Poker is a card game that involves betting on your hand, and it requires a certain amount of skill to be successful. There are many different variations of the game, but they all have a few things in common. For example, all of them have a dealer and a deck of cards. They also have a pot, where players place their chips. In addition, they must learn to read their opponents. This includes noticing their body language, which can give away information about their hands. They must also learn to bluff well, as this can help them win the game.
Another important skill that poker teaches is how to manage risk. While it is a skill-based game, poker is still gambling and there is always the possibility of losing money. A good player will never bet more than they can afford to lose, and they will know when to call or fold. This is an important life skill that will benefit anyone in their career and personal lives.

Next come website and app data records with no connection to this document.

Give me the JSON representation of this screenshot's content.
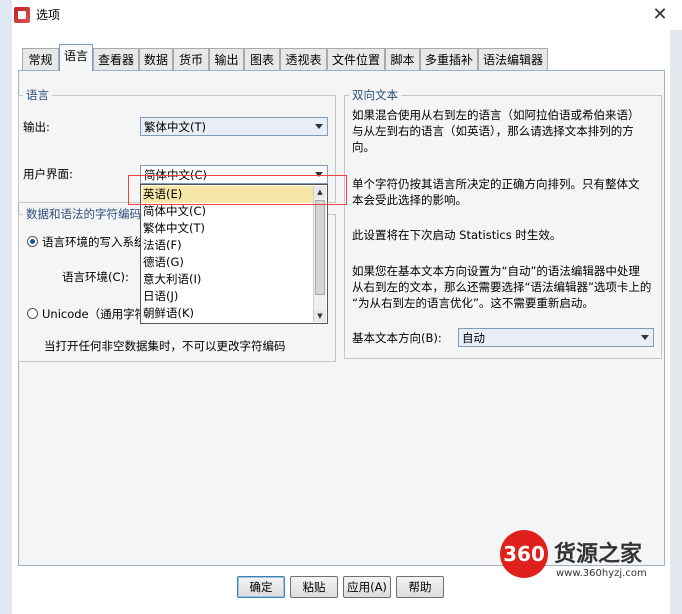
{
  "window": {
    "title": "选项",
    "close_icon": "close-icon"
  },
  "tabs": [
    {
      "label": "常规",
      "active": false
    },
    {
      "label": "语言",
      "active": true
    },
    {
      "label": "查看器",
      "active": false
    },
    {
      "label": "数据",
      "active": false
    },
    {
      "label": "货币",
      "active": false
    },
    {
      "label": "输出",
      "active": false
    },
    {
      "label": "图表",
      "active": false
    },
    {
      "label": "透视表",
      "active": false
    },
    {
      "label": "文件位置",
      "active": false
    },
    {
      "label": "脚本",
      "active": false
    },
    {
      "label": "多重插补",
      "active": false
    },
    {
      "label": "语法编辑器",
      "active": false
    }
  ],
  "language_group": {
    "legend": "语言",
    "output_label": "输出:",
    "output_value": "繁体中文(T)",
    "ui_label": "用户界面:",
    "ui_value": "简体中文(C)"
  },
  "encoding_group": {
    "legend": "数据和语法的字符编码",
    "radio_locale": "语言环境的写入系统",
    "locale_label": "语言环境(C):",
    "radio_unicode": "Unicode（通用字符",
    "note": "当打开任何非空数据集时，不可以更改字符编码"
  },
  "dropdown_options": [
    {
      "label": "英语(E)",
      "selected": true
    },
    {
      "label": "简体中文(C)",
      "selected": false
    },
    {
      "label": "繁体中文(T)",
      "selected": false
    },
    {
      "label": "法语(F)",
      "selected": false
    },
    {
      "label": "德语(G)",
      "selected": false
    },
    {
      "label": "意大利语(I)",
      "selected": false
    },
    {
      "label": "日语(J)",
      "selected": false
    },
    {
      "label": "朝鲜语(K)",
      "selected": false
    }
  ],
  "bidi_group": {
    "legend": "双向文本",
    "p1": [
      "如果混合使用从右到左的语言（如阿拉伯语或希伯来语）",
      "与从左到右的语言（如英语），那么请选择文本排列的方",
      "向。"
    ],
    "p2": [
      "单个字符仍按其语言所决定的正确方向排列。只有整体文",
      "本会受此选择的影响。"
    ],
    "p3": [
      "此设置将在下次启动 Statistics 时生效。"
    ],
    "p4": [
      "如果您在基本文本方向设置为“自动”的语法编辑器中处理",
      "从右到左的文本，那么还需要选择“语法编辑器”选项卡上的",
      "“为从右到左的语言优化”。这不需要重新启动。"
    ],
    "dir_label": "基本文本方向(B):",
    "dir_value": "自动"
  },
  "buttons": {
    "ok": "确定",
    "paste": "粘贴",
    "apply": "应用(A)",
    "help": "帮助"
  },
  "watermark": {
    "badge": "360",
    "name": "货源之家",
    "url": "www.360hyzj.com"
  },
  "colors": {
    "highlight_border": "#e44444",
    "selected_option": "#f7e7a9",
    "logo_red": "#e0201a"
  }
}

A good poker player will also be able to rein in their emotions. It is easy for anger or stress levels to rise, and if they do, they could have negative consequences. Poker teaches you to control your emotions and make decisions based on logic instead of emotion. A good poker player will also be able calculate the odds of making a particular hand, and they will understand when it is worth trying for a draw or when it would be better to fold.